It’s 3:00 a.m. and I’m ready to go to sleep after finishing off work for three different clients. What a day…ended up with having to take my husband to the doctor and lost hours of work but he couldn’t go alone. Things are stable there and that’s what counts.
The house is sleeping – Coco the loud bird is asleep on his perch; Simba asleep in his bed. Elie went to a wedding of a friend tonight and Lauren went with him; he’s on call for the ambulance tonight and so Lauren, also a trained medic, came to sleep over and should there be a call, they’ll both go running. So far, thankfully, there have been no calls.
A few days ago, as we were driving home; I saw a girl sitting, stretched out on the sidewalk and as the car passed her location, I could see she was in pain. I told Elie to stop and see what had happened. It was interesting to watch.
Elie and Lauren both got out. This is a religious neighborhood and what had happened was that one teenage girl had fallen and hurt her arm and was shaky; her friend was trying to help her. Lauren stepped right in; Elie crouched nearby but let Lauren take the lead. They spoke to her for a few minutes; checked her arm, her pulse and agreed that she should go have the arm checked out. It would be cheaper for her to go on her own than call an ambulance and there was little more they were likely to do for her beyond the sling that Lauren tied on for her.
Elie leaned forward to help her stand; the rest was simple and we were on our way. In the meantime, tonight I found out that Davidi had passed his test after about 60 hours of training – he’s now cleared to become a volunteer on the local ambulance squad…as Amira once did, as Elie still does, as Shmulik once did, as Lauren and Chaim still do. It is such an amazing thing to learn, to contribute, to do.

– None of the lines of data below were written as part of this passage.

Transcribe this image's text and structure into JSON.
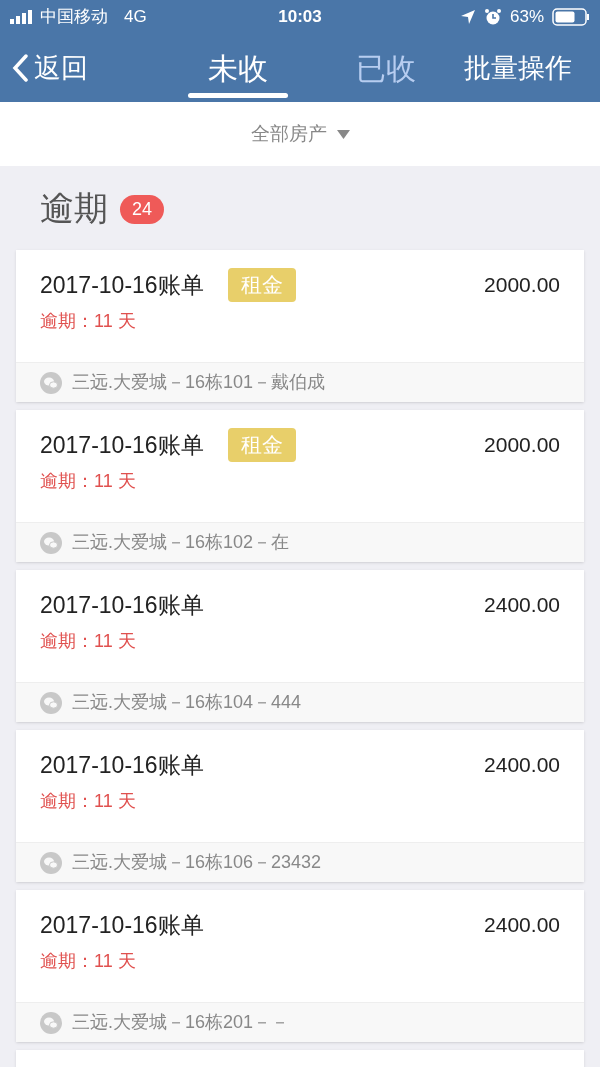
{
  "status_bar": {
    "carrier": "中国移动",
    "network": "4G",
    "time": "10:03",
    "battery": "63%"
  },
  "nav": {
    "back": "返回",
    "tabs": [
      {
        "label": "未收",
        "selected": true
      },
      {
        "label": "已收",
        "selected": false
      }
    ],
    "action": "批量操作"
  },
  "filter": {
    "label": "全部房产"
  },
  "section": {
    "title": "逾期",
    "count": "24"
  },
  "bills": [
    {
      "title": "2017-10-16账单",
      "tag": "租金",
      "amount": "2000.00",
      "overdue": "逾期：11 天",
      "property": "三远.大爱城－16栋101－戴伯成"
    },
    {
      "title": "2017-10-16账单",
      "tag": "租金",
      "amount": "2000.00",
      "overdue": "逾期：11 天",
      "property": "三远.大爱城－16栋102－在"
    },
    {
      "title": "2017-10-16账单",
      "amount": "2400.00",
      "overdue": "逾期：11 天",
      "property": "三远.大爱城－16栋104－444"
    },
    {
      "title": "2017-10-16账单",
      "amount": "2400.00",
      "overdue": "逾期：11 天",
      "property": "三远.大爱城－16栋106－23432"
    },
    {
      "title": "2017-10-16账单",
      "amount": "2400.00",
      "overdue": "逾期：11 天",
      "property": "三远.大爱城－16栋201－－"
    }
  ]
}
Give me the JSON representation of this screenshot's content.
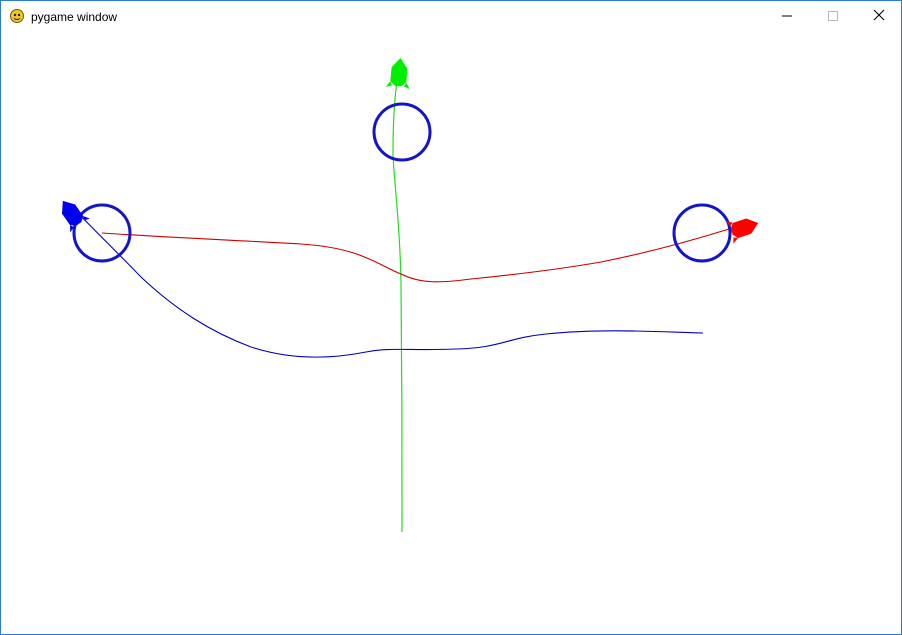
{
  "window": {
    "title": "pygame window",
    "app_icon": "pygame-snake-icon",
    "controls": {
      "minimize_icon": "minimize-icon",
      "maximize_icon": "maximize-icon",
      "close_icon": "close-icon"
    }
  },
  "scene": {
    "background": "#ffffff",
    "targets": [
      {
        "name": "target-left",
        "color": "#1414c8"
      },
      {
        "name": "target-top",
        "color": "#1414c8"
      },
      {
        "name": "target-right",
        "color": "#1414c8"
      }
    ],
    "rockets": [
      {
        "name": "rocket-blue",
        "color": "#0000ff",
        "trail_color": "#0000c0"
      },
      {
        "name": "rocket-green",
        "color": "#00ff00",
        "trail_color": "#00e000"
      },
      {
        "name": "rocket-red",
        "color": "#ff0000",
        "trail_color": "#d00000"
      }
    ]
  }
}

I’m so proud of all of them. Davidi gave up his entire Hanukka vacation to go every day to the course and sit there learning about how the human body operates and how he can help identify and fix things. He came home and would ask Lauren and Elie questions. At one point, he explained that a different instructor came in to teach them one section.
The new instructor began to explain that in Israel, ambulances also take care of animals…and that at least five questions on the test would be on what he was about to cover – and they had to get at least three of them correct. The young teenagers – most like Davidi around 15 years old…began taking notes frantically.
This is how you save a choking snake, he began…and they all wrote it down.
This is how you give a cesarean to a turtle…and they wrote it down.
By the time they were on the third animal…finally, the teenagers began to wonder. One asked, “are you being serious?”
At which point, the first instructor and the second instructor began laughing uncontrollably. The other instructor knew she would not be able to deliver this joke without laughing and so the substitute came in and for 30 minutes they had these kids going. Lauren laughed so hard when she heard the explanations. Apparently, this is a known part of these courses – she teaches about hamster treatment, but thinks she’ll borrow the snake idea for her next class. These are 15 and 16 year old kids who have given up their vacation to learn very serious things about how to help in times of emergency – it’s a way, perhaps, to remind them that there are things in life you still need to laugh about, smile about. It’s so brilliant, so perfect, so Israeli.
What an incredible gift these young people bring to our country…but what an incredible gift they receive. They learn how to handle a crisis calmly, to ask the right questions, and help. I’ve seen Elie time and time again, calmly step into a situation; Lauren has infinite patience and was so gentle with the young woman – as she is when Aliza gets frustrated and tired.
So – it’s 3:15 and I’ve relaxed enough to go to sleep. May it be a quiet night for Elie and Lauren…and all of our city and our country. And as I do each night before I go to sleep – I take a deep breath and check to see if rockets were being fired at our cities.
It seems it is quiet there as well. Today, rocks were thrown again at an Israeli bus and a car – no injuries reported though there were some frightening moments as the windows shattered. And two young Arabs were caught at a checkpoint with ammunition and pipe bombs. They confessed that they had hoped to get into the courtroom where the second of the Awad cousins was being sentenced for his part in the brutal murders of the Fogel family in Itamar. Five life sentences – 132 years.
And even that is not enough. But for now, I’ll be happy that some measure of justice was given today and hope for the Israeli government to be smart enough never to release these two killers. And lest I sadden myself enough to block sleep, I’ll return to the wonderful news that it is 3:20 in the morning and my babies are all safe and asleep.
My oldest baby sleeps with her sweet and wonderful husband and her amazingly amazing baby; my second baby sleeps in his room, his fiancee asleep in his baby sister’s room. My third baby sleeps in the apartment below our house with his beautiful wife. My fourth baby passed his test and will now go out on ambulances to help others and tonight he is asleep in his room. And my youngest baby will soon turn 12 and celebrate her bat mitzvah…she sleeps in peace and with less fear than she has had in many months.
May God watch over my children and bless them with health, with safety, with love, with joy.